Activity: Copy, with no pictures, the line that contains "Read all visible content and emit it as JSON." and each line after it down to the end of the entries below, exactly.

Exercise data:
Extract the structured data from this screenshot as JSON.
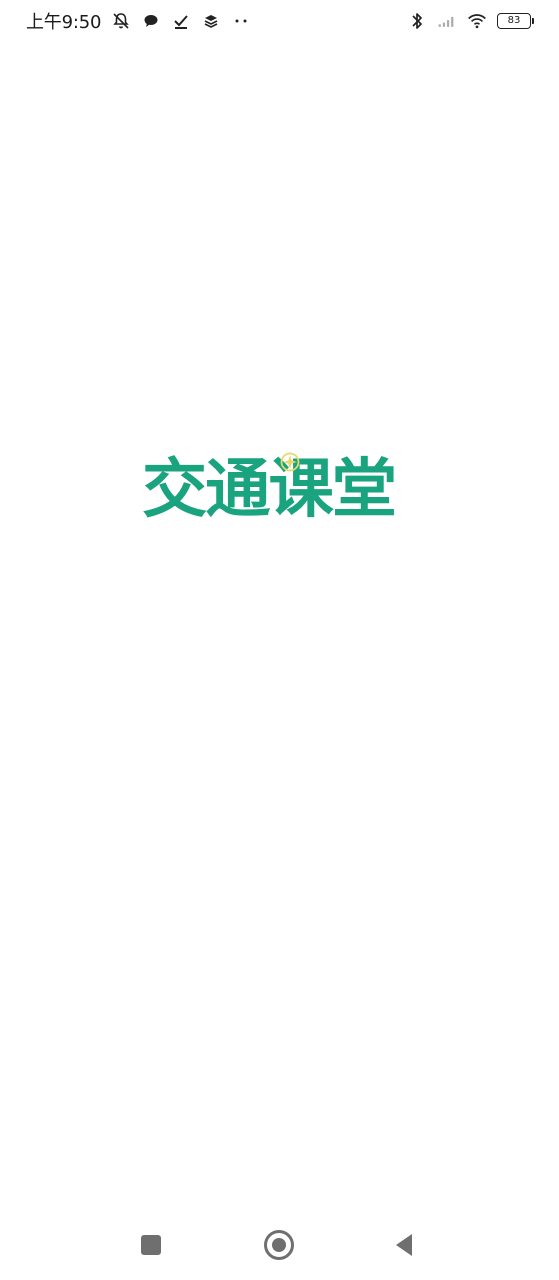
{
  "status_bar": {
    "time": "上午9:50",
    "battery": "83",
    "icons_left": [
      "muted-bell-icon",
      "chat-bubble-icon",
      "check-icon",
      "layers-icon",
      "more-dots-icon"
    ],
    "icons_right": [
      "bluetooth-icon",
      "signal-icon",
      "wifi-icon",
      "battery-icon"
    ]
  },
  "splash": {
    "logo_text": "交通课堂",
    "logo_color": "#1aa37f",
    "spark_color": "#e7d86a"
  },
  "nav_bar": {
    "buttons": [
      "recents",
      "home",
      "back"
    ]
  }
}
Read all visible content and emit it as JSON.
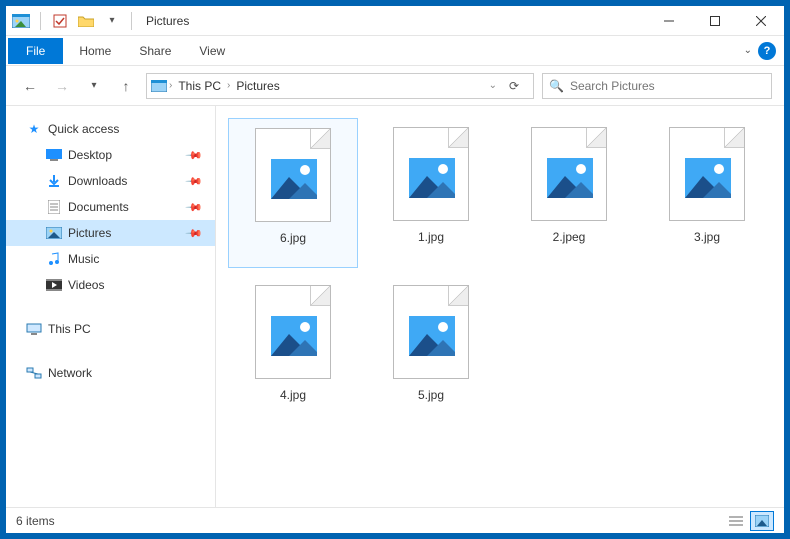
{
  "window": {
    "title": "Pictures"
  },
  "ribbon": {
    "file_label": "File",
    "tabs": [
      "Home",
      "Share",
      "View"
    ]
  },
  "breadcrumb": {
    "parts": [
      "This PC",
      "Pictures"
    ]
  },
  "search": {
    "placeholder": "Search Pictures"
  },
  "sidebar": {
    "quick_access": {
      "label": "Quick access",
      "items": [
        {
          "label": "Desktop",
          "pinned": true,
          "icon": "desktop"
        },
        {
          "label": "Downloads",
          "pinned": true,
          "icon": "downloads"
        },
        {
          "label": "Documents",
          "pinned": true,
          "icon": "documents"
        },
        {
          "label": "Pictures",
          "pinned": true,
          "icon": "pictures",
          "selected": true
        },
        {
          "label": "Music",
          "pinned": false,
          "icon": "music"
        },
        {
          "label": "Videos",
          "pinned": false,
          "icon": "videos"
        }
      ]
    },
    "this_pc": {
      "label": "This PC"
    },
    "network": {
      "label": "Network"
    }
  },
  "files": [
    {
      "name": "6.jpg",
      "selected": true
    },
    {
      "name": "1.jpg"
    },
    {
      "name": "2.jpeg"
    },
    {
      "name": "3.jpg"
    },
    {
      "name": "4.jpg"
    },
    {
      "name": "5.jpg"
    }
  ],
  "status": {
    "count_label": "6 items"
  }
}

Task response:
Read all visible content and emit it as JSON.
{
  "window": {
    "title": "Pictures"
  },
  "ribbon": {
    "file_label": "File",
    "tabs": [
      "Home",
      "Share",
      "View"
    ]
  },
  "breadcrumb": {
    "parts": [
      "This PC",
      "Pictures"
    ]
  },
  "search": {
    "placeholder": "Search Pictures"
  },
  "sidebar": {
    "quick_access": {
      "label": "Quick access",
      "items": [
        {
          "label": "Desktop",
          "pinned": true,
          "icon": "desktop"
        },
        {
          "label": "Downloads",
          "pinned": true,
          "icon": "downloads"
        },
        {
          "label": "Documents",
          "pinned": true,
          "icon": "documents"
        },
        {
          "label": "Pictures",
          "pinned": true,
          "icon": "pictures",
          "selected": true
        },
        {
          "label": "Music",
          "pinned": false,
          "icon": "music"
        },
        {
          "label": "Videos",
          "pinned": false,
          "icon": "videos"
        }
      ]
    },
    "this_pc": {
      "label": "This PC"
    },
    "network": {
      "label": "Network"
    }
  },
  "files": [
    {
      "name": "6.jpg",
      "selected": true
    },
    {
      "name": "1.jpg"
    },
    {
      "name": "2.jpeg"
    },
    {
      "name": "3.jpg"
    },
    {
      "name": "4.jpg"
    },
    {
      "name": "5.jpg"
    }
  ],
  "status": {
    "count_label": "6 items"
  }
}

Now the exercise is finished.